James Brown & the Music of the Civil Rights Era
Jana French, Video Editing by Connor Pannell - 2/18/2016
The 1960s brought The Beatles and The Rolling Stones to the United States, and rock ‘n’ roll surged in popularity on AM radio and American television. But even more culturally important than the British Invasion was the role homegrown music played in crossing race barriers, serving as an expression platform for the Civil Rights Movement. No one man more fully personified this transitional period of culture, music, dance, performance and showmanship than James Brown.
Mr. Dynamite: The Rise of James Brown follows the soul legend from birth through his lasting legacy. Not only did he revolutionize music by creating three new genres, Brown also played a major role in the Civil Rights Movement. “What he hadn’t really reckoned with or properly understood,” Alex Gibney said, “is how he was very much a part of the Civil Rights and Black Power movement in a way that was really transformative because he could speak to a mass audience in a way that so many people couldn’t.”
A pivotal moment in the documentary illustrates Gibney’s point. Just a few days after Martin Luther King, Jr. had been assassinated, people raced on stage to dance with James Brown at a show in Boston. Police struggle to get the people off stage, but Brown told the police to leave and took the situation into his own hands. As his drummer Clyde Stubblefield remembers, “He handled the crowd like he was the king, and they respected him.”
Brown’s effect on the music industry is still felt today as his music lives on. Piano prodigy Michael Tilson Thomas’ Peabody-winning public radio show, The MTT Files, includes an episode about Brown in midst of other episodes dissecting classical music.
The episode, “We Were Playing Boulez, But We Were Listening to James Brown,” gives Thomas the chance to dig deep into what he found so technically fantastic about Brown’s body of work.

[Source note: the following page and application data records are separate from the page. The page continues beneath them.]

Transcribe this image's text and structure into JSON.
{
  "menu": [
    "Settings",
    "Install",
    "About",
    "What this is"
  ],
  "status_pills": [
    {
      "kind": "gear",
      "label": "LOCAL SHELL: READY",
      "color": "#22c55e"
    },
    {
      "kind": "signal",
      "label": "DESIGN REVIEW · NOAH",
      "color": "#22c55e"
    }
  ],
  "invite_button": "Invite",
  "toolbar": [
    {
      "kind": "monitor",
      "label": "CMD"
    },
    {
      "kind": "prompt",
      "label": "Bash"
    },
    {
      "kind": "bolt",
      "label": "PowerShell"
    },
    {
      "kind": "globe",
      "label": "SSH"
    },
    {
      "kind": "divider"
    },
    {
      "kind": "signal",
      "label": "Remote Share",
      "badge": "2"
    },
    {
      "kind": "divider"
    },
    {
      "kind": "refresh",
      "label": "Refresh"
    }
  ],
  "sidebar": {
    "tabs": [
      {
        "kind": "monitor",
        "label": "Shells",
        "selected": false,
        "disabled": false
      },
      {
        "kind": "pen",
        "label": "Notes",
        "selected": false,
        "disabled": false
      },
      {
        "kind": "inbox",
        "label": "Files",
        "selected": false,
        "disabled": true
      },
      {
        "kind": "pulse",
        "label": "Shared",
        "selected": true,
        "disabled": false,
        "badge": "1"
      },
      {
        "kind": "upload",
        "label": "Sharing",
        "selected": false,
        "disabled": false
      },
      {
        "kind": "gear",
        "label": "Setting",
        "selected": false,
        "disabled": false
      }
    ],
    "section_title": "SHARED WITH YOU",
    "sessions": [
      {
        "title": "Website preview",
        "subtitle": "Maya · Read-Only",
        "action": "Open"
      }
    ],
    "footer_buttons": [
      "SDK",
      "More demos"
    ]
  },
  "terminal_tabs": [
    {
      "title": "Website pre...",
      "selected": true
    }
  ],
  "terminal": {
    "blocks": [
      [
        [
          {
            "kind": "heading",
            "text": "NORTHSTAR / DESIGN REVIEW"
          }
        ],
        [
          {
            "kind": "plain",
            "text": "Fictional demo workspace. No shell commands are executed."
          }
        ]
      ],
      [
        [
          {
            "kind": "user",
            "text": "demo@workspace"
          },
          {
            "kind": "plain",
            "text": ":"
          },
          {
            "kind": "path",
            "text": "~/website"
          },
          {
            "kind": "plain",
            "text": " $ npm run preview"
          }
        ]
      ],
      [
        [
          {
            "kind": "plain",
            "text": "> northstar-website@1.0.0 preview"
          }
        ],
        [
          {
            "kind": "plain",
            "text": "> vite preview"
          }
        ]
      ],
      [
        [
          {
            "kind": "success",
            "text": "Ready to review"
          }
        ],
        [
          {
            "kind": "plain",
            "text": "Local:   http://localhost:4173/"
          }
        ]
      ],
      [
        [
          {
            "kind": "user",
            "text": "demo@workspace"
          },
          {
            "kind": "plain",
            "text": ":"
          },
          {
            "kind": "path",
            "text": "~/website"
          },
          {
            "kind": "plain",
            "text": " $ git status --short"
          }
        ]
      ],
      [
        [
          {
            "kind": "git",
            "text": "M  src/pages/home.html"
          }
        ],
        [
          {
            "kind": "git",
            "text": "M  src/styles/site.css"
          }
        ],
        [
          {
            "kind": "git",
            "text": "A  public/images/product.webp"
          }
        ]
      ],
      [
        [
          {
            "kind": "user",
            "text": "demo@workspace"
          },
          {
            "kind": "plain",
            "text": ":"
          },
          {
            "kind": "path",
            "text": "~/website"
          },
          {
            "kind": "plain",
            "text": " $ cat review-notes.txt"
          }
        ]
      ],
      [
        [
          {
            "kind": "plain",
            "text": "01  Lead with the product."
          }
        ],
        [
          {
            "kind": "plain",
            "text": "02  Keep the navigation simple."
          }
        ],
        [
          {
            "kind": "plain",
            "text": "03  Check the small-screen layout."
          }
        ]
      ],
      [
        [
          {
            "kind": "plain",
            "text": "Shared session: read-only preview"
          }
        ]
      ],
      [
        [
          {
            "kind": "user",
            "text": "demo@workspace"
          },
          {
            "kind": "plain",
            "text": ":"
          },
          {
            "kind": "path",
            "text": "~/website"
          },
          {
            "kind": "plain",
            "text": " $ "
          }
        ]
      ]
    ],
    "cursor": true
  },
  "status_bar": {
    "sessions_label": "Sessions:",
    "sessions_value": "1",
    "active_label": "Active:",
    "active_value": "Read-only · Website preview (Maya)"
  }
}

Thomas also includes an interview with Brown reflecting on his work from the months before his death. The Peabody Board captures the finesse of this particular episode in the winner’s citation when it says the episode allows Thomas to “elucidate his undying admiration of ‘Cold Sweat.’”
While the Grandfather of Soul has many musical grandchildren, he was not without his inspirations and influencers.
Motown 25, Yesterday, Today, Forever strikes the same chords as Mr. Dynamite in addressing the importance music played in uniting people of all colors. But as opposed to looking into past performances, it brought the artists together in 1983 to discuss the label’s effect on culture and have fun performing together again. A number of artists, including Michael Jackson and Stevie Wonder, thank the label and its fans for all its years of support by performing their own hits. Besides being an incredibly fun program to watch, it shows how the musical impact of Motown is still being felt.
Today, the legacy of the Civil Rights Movement permeates all aspects of modern American political life, but it is in the passion and joy of the musicians of the era that listeners are provided with a timeless, visceral experience of the highs and lows of that history.